After a busy RAN4 meeting in Ljublijana (August, 2019). The standardization engineers who made 5G a reality.

After a busy RAN4 meeting in Ljublijana (August, 2019). The standardization engineers who made 5G a reality.

Defining the test requirements for 5G involves participation from all over the wireless industry that includes regulatory bodies, mobile network operators, terminal/network/component vendors, and test equipment providers. Although they are all working on the same thing, different companies often have very diverging views on how the test requirements is specified. For example, operators tend to argue for requirements that are more stringent so that what their networks have better performance while vendors tend to argue for the opposite in consideration of implementation complexity.

On any given day of a RAN4 meeting, there are heated debates between different companies over a diverse range of issues. One of my key role as the RAN4 chair is to achieve consensus among the different parties in such situations to move things forward. After my four-year term as the chair, many delegates asked me how I resolved contentious situations that looked hopeless. Until this day, I do not have a good answer except that I tried to understand the technical proposals, listened to the arguments from both sides with patience, and did my best to recommend a balanced way forward. Of course, things did not work out always as planned and delegates would be upset one way or another. Although not perfect, in the long run, this way of chairing built trust and mutual understanding among the companies.

One key area of 5G that RAN4 spent a significant time and effort on is the development of test requirements for the millimeter wave (mmWave) spectrum. Utilization of mmWave spectrum (e.g. 28 GHz and 39 GHz) for cellular applications was one of the key breakthroughs of 5G. By utilizing the abundant frequency resources in this spectrum, 5G can support data rates which are several gigabits per second. Such data rates would be important for 5G applications such as fixed wireless access and immersive experience devices.

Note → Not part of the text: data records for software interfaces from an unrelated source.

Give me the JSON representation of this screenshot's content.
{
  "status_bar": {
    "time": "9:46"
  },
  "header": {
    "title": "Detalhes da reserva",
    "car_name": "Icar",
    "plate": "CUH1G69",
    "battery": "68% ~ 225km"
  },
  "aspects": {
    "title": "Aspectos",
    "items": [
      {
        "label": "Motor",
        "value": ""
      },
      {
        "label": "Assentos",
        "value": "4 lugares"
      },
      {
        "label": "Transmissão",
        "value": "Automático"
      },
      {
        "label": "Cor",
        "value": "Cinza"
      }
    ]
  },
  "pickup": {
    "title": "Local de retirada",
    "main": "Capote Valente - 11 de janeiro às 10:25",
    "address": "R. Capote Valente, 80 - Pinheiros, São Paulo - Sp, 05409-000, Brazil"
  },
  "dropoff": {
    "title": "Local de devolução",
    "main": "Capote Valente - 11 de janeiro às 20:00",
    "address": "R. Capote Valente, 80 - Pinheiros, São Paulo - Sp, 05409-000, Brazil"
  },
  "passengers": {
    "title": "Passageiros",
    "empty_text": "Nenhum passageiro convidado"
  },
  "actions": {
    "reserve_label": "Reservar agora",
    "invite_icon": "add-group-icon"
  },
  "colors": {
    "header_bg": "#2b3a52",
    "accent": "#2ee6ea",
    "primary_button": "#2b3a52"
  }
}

While the support of mmWave spectrum sounds attractive, it presented RAN4 with a real life problem: development of antenna and RF test requirements for a spectrum that RAN4 had never worked on. For previous generations, it was possible to test the RF performance of mobile phones simply by disconnecting antennas from the rest of the terminal hardware. This method is referred to as conductive testing in RAN4 and was widely used before 5G arrived. With mmWave, it is no longer possible to use conductive testing since the antenna and RF front-end are integrated into a single hardware to minimize internal loss within the transceiver chain.

Since conductive testing was no longer a viable solution for mmWave, RAN4 decided to rely on Over-the-Air (OTA) testing for specifying the antenna and RF requirements. Since OTA testing is done measuring the actual RF signal in the air, it needs to take into account not only the device that is being tested but also the testing environment such as probe antenna, test chamber, and phantom structure. The first OTA requirements for 4G took almost a decade to complete in 3GPP. For 5G, RAN4 was tasked to do the same job for a spectrum that they had not worked on before within a period of 18 months. Thanks to the immense effort from everyone in RAN4 and the compromises that companies made in order to keep things moving forward, the task was completed in time.

Today, 5G is being commercialized on a global scale. The speed with which the operators are turning on their 5G networks is much faster than what it was for 4G. Every time an operator turns on their 5G network, they are deploying over frequency bands that RAN4 defined using network and terminals that met the requirements set forth by RAN4. The work of RAN4 is not done yet. RAN4 continues its work on the evolution of 5G. As the former RAN4 chair, I would like to thank all my fellow colleagues in RAN4 for all that we have achieved and their continuing efforts.